▶ Exercise
Output the records exactly, and drop each picture.

▶ Input data
-- Opening Marker --
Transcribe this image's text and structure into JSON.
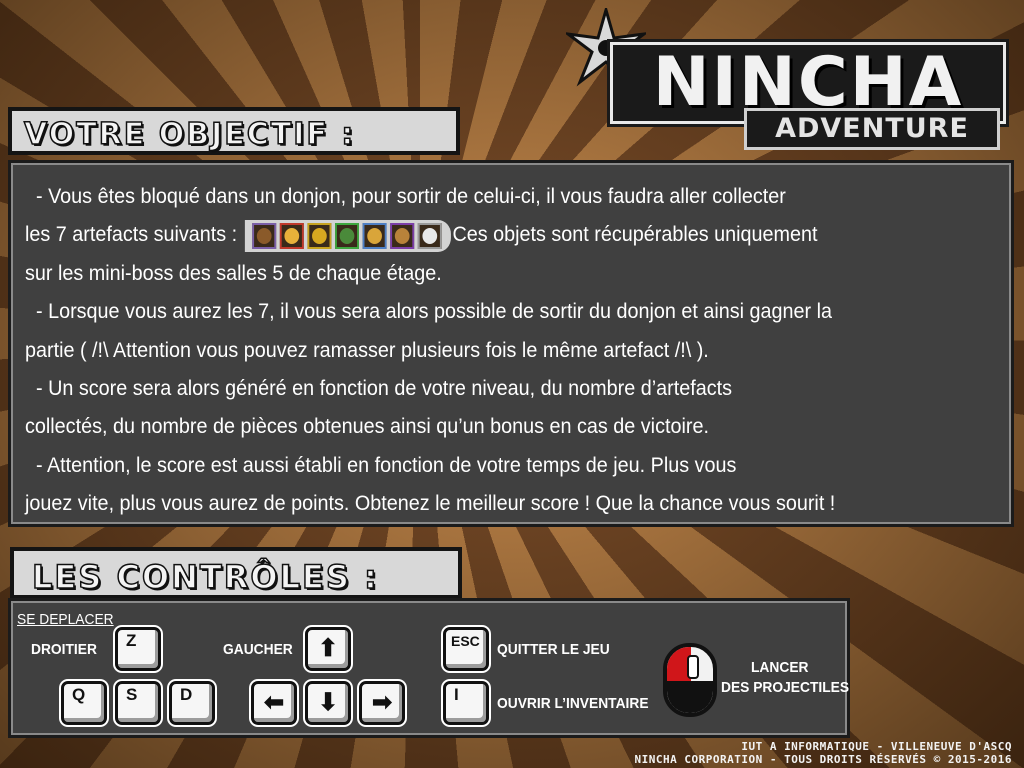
{
  "logo": {
    "title": "NINCHA",
    "subtitle": "ADVENTURE"
  },
  "objectif": {
    "heading": "VOTRE OBJECTIF :",
    "line1": "- Vous êtes bloqué dans un donjon, pour sortir de celui-ci, il vous faudra aller collecter",
    "line2_before": "les 7 artefacts suivants :",
    "line2_after": "Ces objets sont récupérables uniquement",
    "line3": "sur les mini-boss des salles 5 de chaque étage.",
    "line4": "- Lorsque vous aurez les 7, il vous sera alors possible de sortir du donjon et ainsi gagner la",
    "line5": "partie ( /!\\ Attention vous pouvez ramasser plusieurs fois le même artefact /!\\ ).",
    "line6": "- Un score sera alors généré en fonction de votre niveau, du nombre d’artefacts",
    "line7": "collectés, du nombre de pièces obtenues ainsi qu’un bonus en cas de victoire.",
    "line8": "- Attention, le score est aussi établi en fonction de votre temps de jeu. Plus vous",
    "line9": "jouez vite, plus vous aurez de points. Obtenez le meilleur score ! Que la chance vous sourit !",
    "artefacts": [
      {
        "icon": "teddy-bear-icon",
        "border": "#7a5fa8",
        "color": "#8a5a2a"
      },
      {
        "icon": "lantern-icon",
        "border": "#c0392b",
        "color": "#e8b13a"
      },
      {
        "icon": "key-icon",
        "border": "#c7a21f",
        "color": "#d8a820"
      },
      {
        "icon": "emblem-icon",
        "border": "#3fa73f",
        "color": "#4a8a3a"
      },
      {
        "icon": "crest-icon",
        "border": "#4f7fc4",
        "color": "#d9a53a"
      },
      {
        "icon": "rope-icon",
        "border": "#7c3fa8",
        "color": "#b8823a"
      },
      {
        "icon": "mask-icon",
        "border": "#9a9a9a",
        "color": "#e8e8e8"
      }
    ]
  },
  "controles": {
    "heading": "LES CONTRÔLES :",
    "move_label": "SE DEPLACER",
    "right_label": "DROITIER",
    "left_label": "GAUCHER",
    "quit_label": "QUITTER LE JEU",
    "inventory_label": "OUVRIR L’INVENTAIRE",
    "shoot_line1": "LANCER",
    "shoot_line2": "DES PROJECTILES",
    "keys": {
      "z": "Z",
      "q": "Q",
      "s": "S",
      "d": "D",
      "esc": "ESC",
      "i": "I",
      "up": "⬆",
      "left": "⬅",
      "down": "⬇",
      "right": "➡"
    }
  },
  "footer": {
    "line1": "IUT A INFORMATIQUE - VILLENEUVE D'ASCQ",
    "line2": "NINCHA CORPORATION - TOUS DROITS RÉSERVÉS © 2015-2016"
  }
}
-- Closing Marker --
▶ Final answer
Transcribe this image's text and structure into JSON.
{
  "logo": {
    "title": "NINCHA",
    "subtitle": "ADVENTURE"
  },
  "objectif": {
    "heading": "VOTRE OBJECTIF :",
    "line1": "- Vous êtes bloqué dans un donjon, pour sortir de celui-ci, il vous faudra aller collecter",
    "line2_before": "les 7 artefacts suivants :",
    "line2_after": "Ces objets sont récupérables uniquement",
    "line3": "sur les mini-boss des salles 5 de chaque étage.",
    "line4": "- Lorsque vous aurez les 7, il vous sera alors possible de sortir du donjon et ainsi gagner la",
    "line5": "partie ( /!\\ Attention vous pouvez ramasser plusieurs fois le même artefact /!\\ ).",
    "line6": "- Un score sera alors généré en fonction de votre niveau, du nombre d’artefacts",
    "line7": "collectés, du nombre de pièces obtenues ainsi qu’un bonus en cas de victoire.",
    "line8": "- Attention, le score est aussi établi en fonction de votre temps de jeu. Plus vous",
    "line9": "jouez vite, plus vous aurez de points. Obtenez le meilleur score ! Que la chance vous sourit !",
    "artefacts": [
      {
        "icon": "teddy-bear-icon",
        "border": "#7a5fa8",
        "color": "#8a5a2a"
      },
      {
        "icon": "lantern-icon",
        "border": "#c0392b",
        "color": "#e8b13a"
      },
      {
        "icon": "key-icon",
        "border": "#c7a21f",
        "color": "#d8a820"
      },
      {
        "icon": "emblem-icon",
        "border": "#3fa73f",
        "color": "#4a8a3a"
      },
      {
        "icon": "crest-icon",
        "border": "#4f7fc4",
        "color": "#d9a53a"
      },
      {
        "icon": "rope-icon",
        "border": "#7c3fa8",
        "color": "#b8823a"
      },
      {
        "icon": "mask-icon",
        "border": "#9a9a9a",
        "color": "#e8e8e8"
      }
    ]
  },
  "controles": {
    "heading": "LES CONTRÔLES :",
    "move_label": "SE DEPLACER",
    "right_label": "DROITIER",
    "left_label": "GAUCHER",
    "quit_label": "QUITTER LE JEU",
    "inventory_label": "OUVRIR L’INVENTAIRE",
    "shoot_line1": "LANCER",
    "shoot_line2": "DES PROJECTILES",
    "keys": {
      "z": "Z",
      "q": "Q",
      "s": "S",
      "d": "D",
      "esc": "ESC",
      "i": "I",
      "up": "⬆",
      "left": "⬅",
      "down": "⬇",
      "right": "➡"
    }
  },
  "footer": {
    "line1": "IUT A INFORMATIQUE - VILLENEUVE D'ASCQ",
    "line2": "NINCHA CORPORATION - TOUS DROITS RÉSERVÉS © 2015-2016"
  }
}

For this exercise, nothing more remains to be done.